**Task prompt**
The records below must be reproduced exactly, excluding any pictures.

**Task inputs**
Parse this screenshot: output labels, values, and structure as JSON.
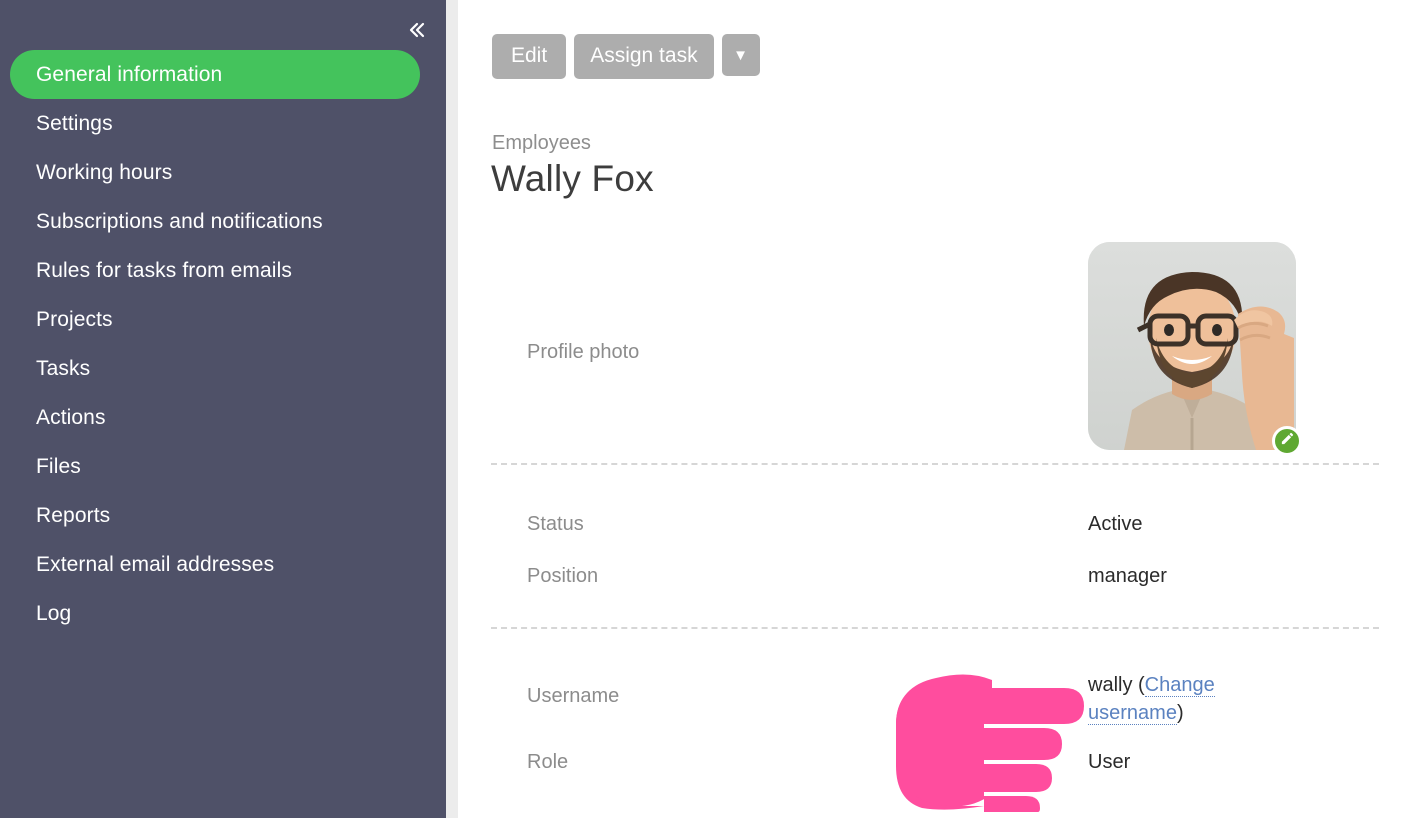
{
  "theme": {
    "sidebar_bg": "#4f5168",
    "accent_green": "#44c35c",
    "button_gray": "#adadad",
    "link_blue": "#5b82c0",
    "label_gray": "#8c8c8c",
    "value_dark": "#2b2b2b",
    "pointer_pink": "#ff4d9e",
    "badge_green": "#5fa832"
  },
  "sidebar": {
    "collapse_icon": "chevron-double-left-icon",
    "items": [
      {
        "label": "General information",
        "active": true
      },
      {
        "label": "Settings",
        "active": false
      },
      {
        "label": "Working hours",
        "active": false
      },
      {
        "label": "Subscriptions and notifications",
        "active": false
      },
      {
        "label": "Rules for tasks from emails",
        "active": false
      },
      {
        "label": "Projects",
        "active": false
      },
      {
        "label": "Tasks",
        "active": false
      },
      {
        "label": "Actions",
        "active": false
      },
      {
        "label": "Files",
        "active": false
      },
      {
        "label": "Reports",
        "active": false
      },
      {
        "label": "External email addresses",
        "active": false
      },
      {
        "label": "Log",
        "active": false
      }
    ]
  },
  "toolbar": {
    "edit_label": "Edit",
    "assign_task_label": "Assign task",
    "caret_label": "▼",
    "caret_icon": "chevron-down-icon"
  },
  "header": {
    "breadcrumb": "Employees",
    "title": "Wally Fox"
  },
  "fields": {
    "profile_photo_label": "Profile photo",
    "avatar_alt": "avatar-photo",
    "avatar_edit_icon": "pencil-icon",
    "status_label": "Status",
    "status_value": "Active",
    "position_label": "Position",
    "position_value": "manager",
    "username_label": "Username",
    "username_value": "wally",
    "username_open_paren": " (",
    "username_change_link": "Change username",
    "username_close_paren": ")",
    "role_label": "Role",
    "role_value": "User"
  },
  "overlay": {
    "pointer_icon": "pointing-hand-right-icon"
  }
}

**Answer to the problem**
Parse this screenshot: output labels, values, and structure as JSON.
{
  "theme": {
    "sidebar_bg": "#4f5168",
    "accent_green": "#44c35c",
    "button_gray": "#adadad",
    "link_blue": "#5b82c0",
    "label_gray": "#8c8c8c",
    "value_dark": "#2b2b2b",
    "pointer_pink": "#ff4d9e",
    "badge_green": "#5fa832"
  },
  "sidebar": {
    "collapse_icon": "chevron-double-left-icon",
    "items": [
      {
        "label": "General information",
        "active": true
      },
      {
        "label": "Settings",
        "active": false
      },
      {
        "label": "Working hours",
        "active": false
      },
      {
        "label": "Subscriptions and notifications",
        "active": false
      },
      {
        "label": "Rules for tasks from emails",
        "active": false
      },
      {
        "label": "Projects",
        "active": false
      },
      {
        "label": "Tasks",
        "active": false
      },
      {
        "label": "Actions",
        "active": false
      },
      {
        "label": "Files",
        "active": false
      },
      {
        "label": "Reports",
        "active": false
      },
      {
        "label": "External email addresses",
        "active": false
      },
      {
        "label": "Log",
        "active": false
      }
    ]
  },
  "toolbar": {
    "edit_label": "Edit",
    "assign_task_label": "Assign task",
    "caret_label": "▼",
    "caret_icon": "chevron-down-icon"
  },
  "header": {
    "breadcrumb": "Employees",
    "title": "Wally Fox"
  },
  "fields": {
    "profile_photo_label": "Profile photo",
    "avatar_alt": "avatar-photo",
    "avatar_edit_icon": "pencil-icon",
    "status_label": "Status",
    "status_value": "Active",
    "position_label": "Position",
    "position_value": "manager",
    "username_label": "Username",
    "username_value": "wally",
    "username_open_paren": " (",
    "username_change_link": "Change username",
    "username_close_paren": ")",
    "role_label": "Role",
    "role_value": "User"
  },
  "overlay": {
    "pointer_icon": "pointing-hand-right-icon"
  }
}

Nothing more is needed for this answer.